Dean-Bailey will want to show some accomplishments in the time she serves since there is no doubt Mann would stand a much better chance of turning the tables during a 2016 general election.

The GOP cranked out its turnout machine for this one, with the state chapter of Americans for Prosperity doing several weeks of canvassing door-to-door to identify likely Dean-Bailey voters.


Ayotte wasn’t the first to mention the prospect of resignation and Guinta in New Hampshire media.

That honor goes to Americans for Prosperity State Director Greg Moore who said on last Sunday’s "NH1 Newsmakers" that calls for Guinta to step aside were likely in his future.

Moore insisted he had no inside information in making the comment.

That makes it even more prophetic.

Quote of the Week:

“Unable to wait any longer, applicants instead enter nursing homes for care or sadly they die.

"Neither institutionalization nor death is a surplus.’’ - Heritage Case Management President Carolyn Virtue calls for increasing rates so seniors and the disabled can stay at home and not be forced to move into institutions.


--  Dealing with the Disease of Addiction? Click here for help --

More from NH1.com

NH1 News Debates
NH1 News Replay

NH1 on Twitter

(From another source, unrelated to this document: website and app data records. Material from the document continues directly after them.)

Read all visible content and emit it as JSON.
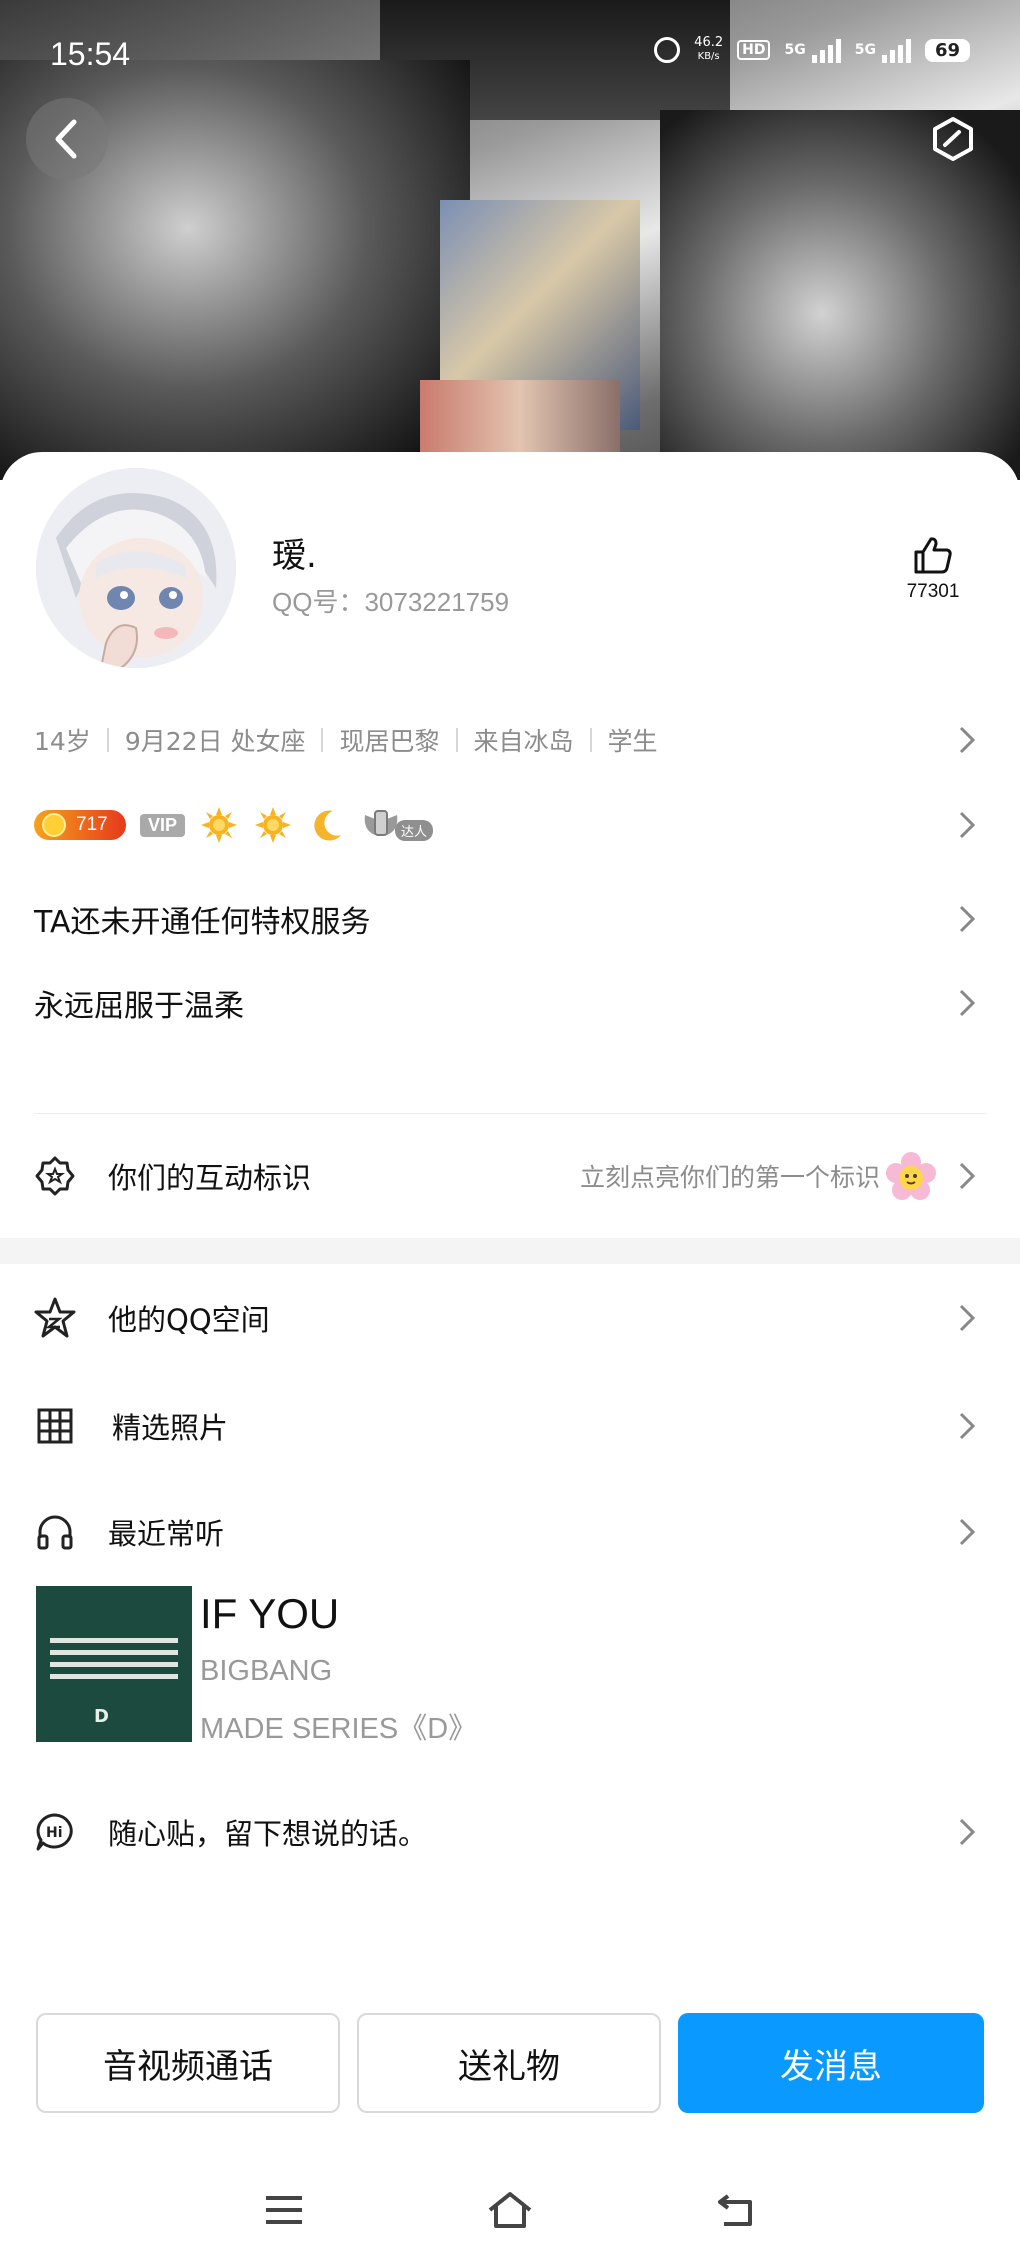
{
  "status_bar": {
    "time": "15:54",
    "net_speed_value": "46.2",
    "net_speed_unit": "KB/s",
    "hd_label": "HD",
    "net_1": "5G",
    "net_2": "5G",
    "battery": "69"
  },
  "profile": {
    "nickname": "瑷.",
    "qq_number": "QQ号：3073221759",
    "like_count": "77301"
  },
  "info_items": [
    "14岁",
    "9月22日  处女座",
    "现居巴黎",
    "来自冰岛",
    "学生"
  ],
  "badges": {
    "level": "717",
    "vip": "VIP",
    "daren": "达人"
  },
  "privilege_text": "TA还未开通任何特权服务",
  "signature": "永远屈服于温柔",
  "interaction": {
    "label": "你们的互动标识",
    "hint": "立刻点亮你们的第一个标识"
  },
  "menu": {
    "qzone": "他的QQ空间",
    "photos": "精选照片",
    "music": "最近常听",
    "note": "随心贴，留下想说的话。"
  },
  "song": {
    "title": "IF YOU",
    "artist": "BIGBANG",
    "album": "MADE SERIES《D》",
    "cover_letter": "D"
  },
  "actions": {
    "call": "音视频通话",
    "gift": "送礼物",
    "message": "发消息"
  },
  "colors": {
    "accent": "#0a99ff",
    "muted_text": "#8c8c8c"
  }
}
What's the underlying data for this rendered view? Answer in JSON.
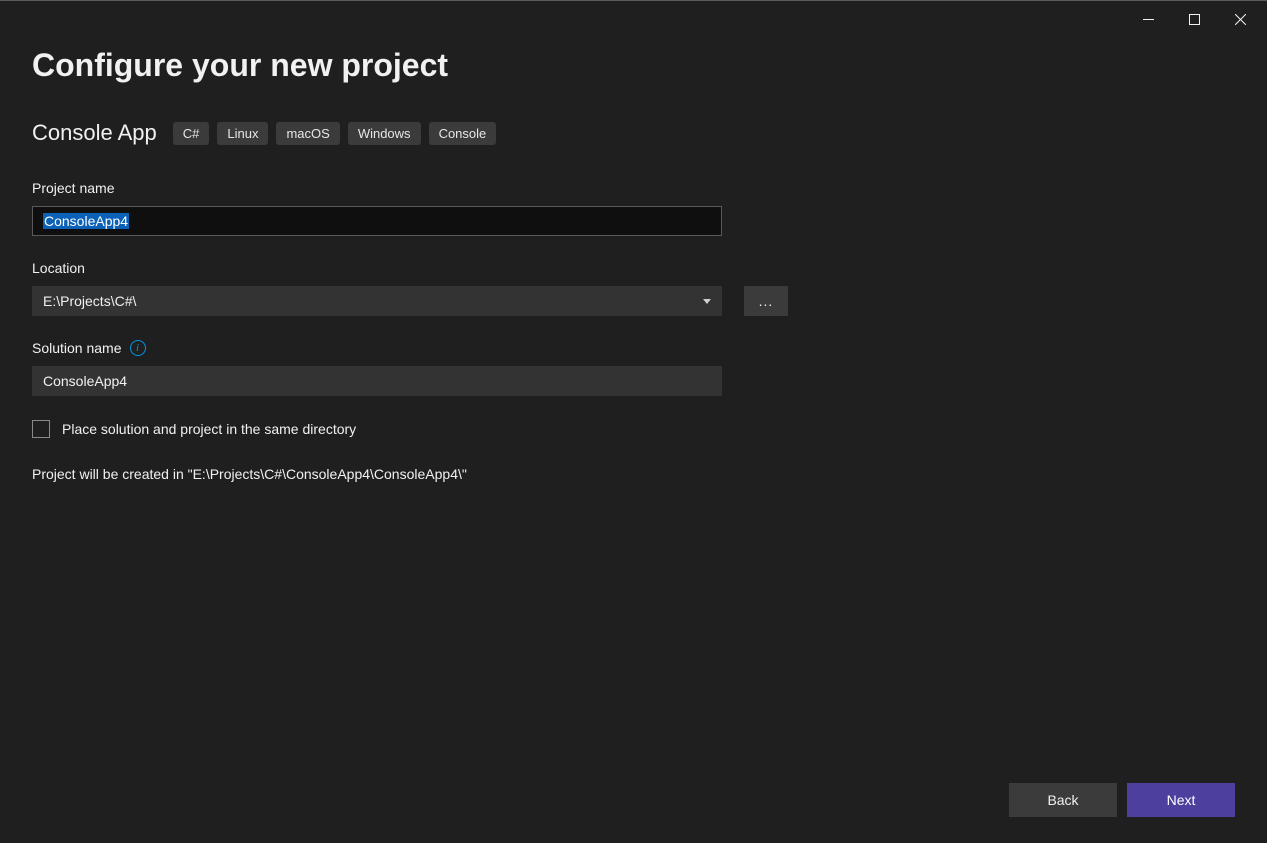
{
  "header": {
    "title": "Configure your new project"
  },
  "template": {
    "name": "Console App",
    "tags": [
      "C#",
      "Linux",
      "macOS",
      "Windows",
      "Console"
    ]
  },
  "fields": {
    "project_name": {
      "label": "Project name",
      "value": "ConsoleApp4"
    },
    "location": {
      "label": "Location",
      "value": "E:\\Projects\\C#\\",
      "browse_label": "..."
    },
    "solution_name": {
      "label": "Solution name",
      "value": "ConsoleApp4"
    },
    "same_directory": {
      "checked": false,
      "label": "Place solution and project in the same directory"
    }
  },
  "footer": {
    "creation_path_text": "Project will be created in \"E:\\Projects\\C#\\ConsoleApp4\\ConsoleApp4\\\""
  },
  "actions": {
    "back": "Back",
    "next": "Next"
  }
}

NH1 SkyView Cameras

NH1 on Facebook

Check out NH1 News Rail Polls on LockerDome on LockerDome